The UK’s advertising watchdog has banned a StarWins.com television commercial for confusing sexy with sexist.
On Wednesday, the Advertising Standards Authority (ASA) ordered Bear Group Ltd aka Daily Star Wins not to re-air an ad that appeared on UK TV in January. The ad resulted in complaints that the ad was sexist and objectified women, while the ASA felt the ad breached rules on linking gambling with sexual success.
The ad (behind the scenes footage viewable here) featured a pair of average joes at a pub, where no one except the guy behind the bar pays them much attention. The men then enter a virtual casino largely populated by female croupiers and cabaret dancers.
The men are seen exchanging sly glances with some of the dancers, then the action transitions to the gaming table, where more sexually charged eye footsy takes place. The ad culminates in the two men celebrating by throwing chips in the air, surrounded by the women, before the two men are shown back at the pub, still celebrating.
The visuals were accompanied by voice-overs claiming that “for you card sharks, we’ve got real female croupiers who can handle that,” while the chip-throwing celebration was immediately preceded by the claim that “you’ll be surprised where it can take you.”
Daily Star Wins argued that the two men were ordinary blokes in ordinary clothes, a deliberate creative decision to avoid glamorizing gambling. The company also rejected the notion that the ad objectified women, claiming that the women were in a position of authority over the men. The fact that the men ended up back in the pub also suggested that they’d failed to achieve any sexual success.

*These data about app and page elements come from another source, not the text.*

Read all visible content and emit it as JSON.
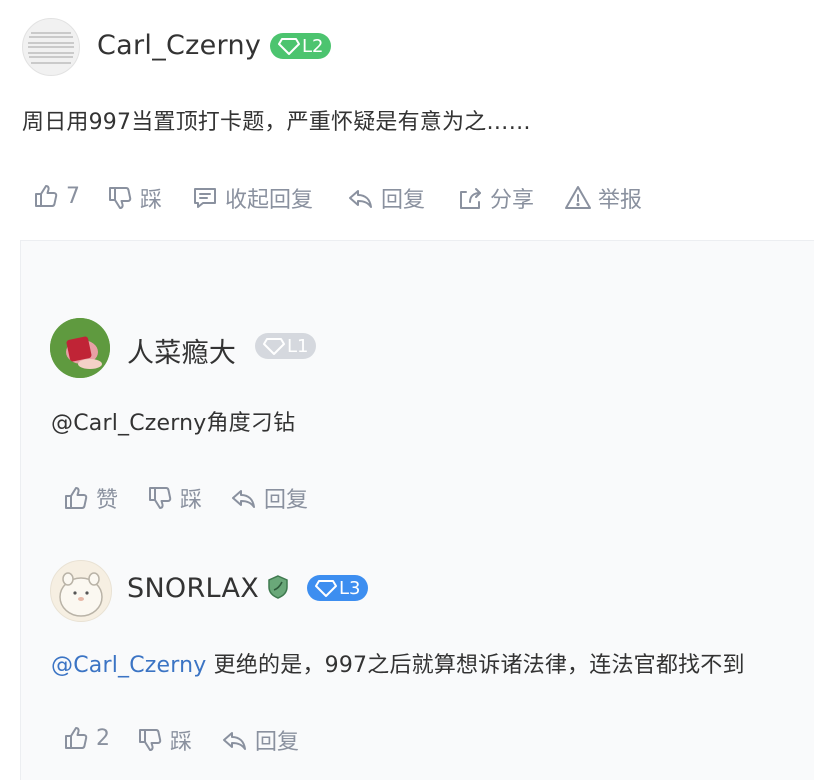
{
  "comment": {
    "author": "Carl_Czerny",
    "level": "L2",
    "level_color": "#4cc46f",
    "text": "周日用997当置顶打卡题，严重怀疑是有意为之……",
    "actions": {
      "like_count": "7",
      "dislike_label": "踩",
      "collapse_label": "收起回复",
      "reply_label": "回复",
      "share_label": "分享",
      "report_label": "举报"
    }
  },
  "replies": [
    {
      "author": "人菜瘾大",
      "level": "L1",
      "level_color": "#d5d8de",
      "text": "@Carl_Czerny角度刁钻",
      "like_label": "赞",
      "dislike_label": "踩",
      "reply_label": "回复"
    },
    {
      "author": "SNORLAX",
      "level": "L3",
      "level_color": "#3d8ef0",
      "mention": "@Carl_Czerny",
      "text": " 更绝的是，997之后就算想诉诸法律，连法官都找不到",
      "like_count": "2",
      "dislike_label": "踩",
      "reply_label": "回复"
    }
  ]
}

The ASA wasn’t buying it, ruling that the “intense” looks between the men and the dealers “suggested they were appraising each other physically.” The ASA also found that the ad “put particular visual emphasis” on both the number of women in the casino and their physical attractiveness to the two men.
The ASA noted that the commercial depicted a crowd of (mainly) women gathering around the men as their winning and celebrating increased, which suggested that their success “had gained them recognition and admiration, and made them more popular and attractive to women.”
The ASA ordered Daily Star Wins to ensure that future ads “did not cause serious or widespread offence” through the depiction or objectification of women, and to avoid suggesting that gambling can “enhance personal qualities, or link gambling to seduction or enhanced attractiveness.”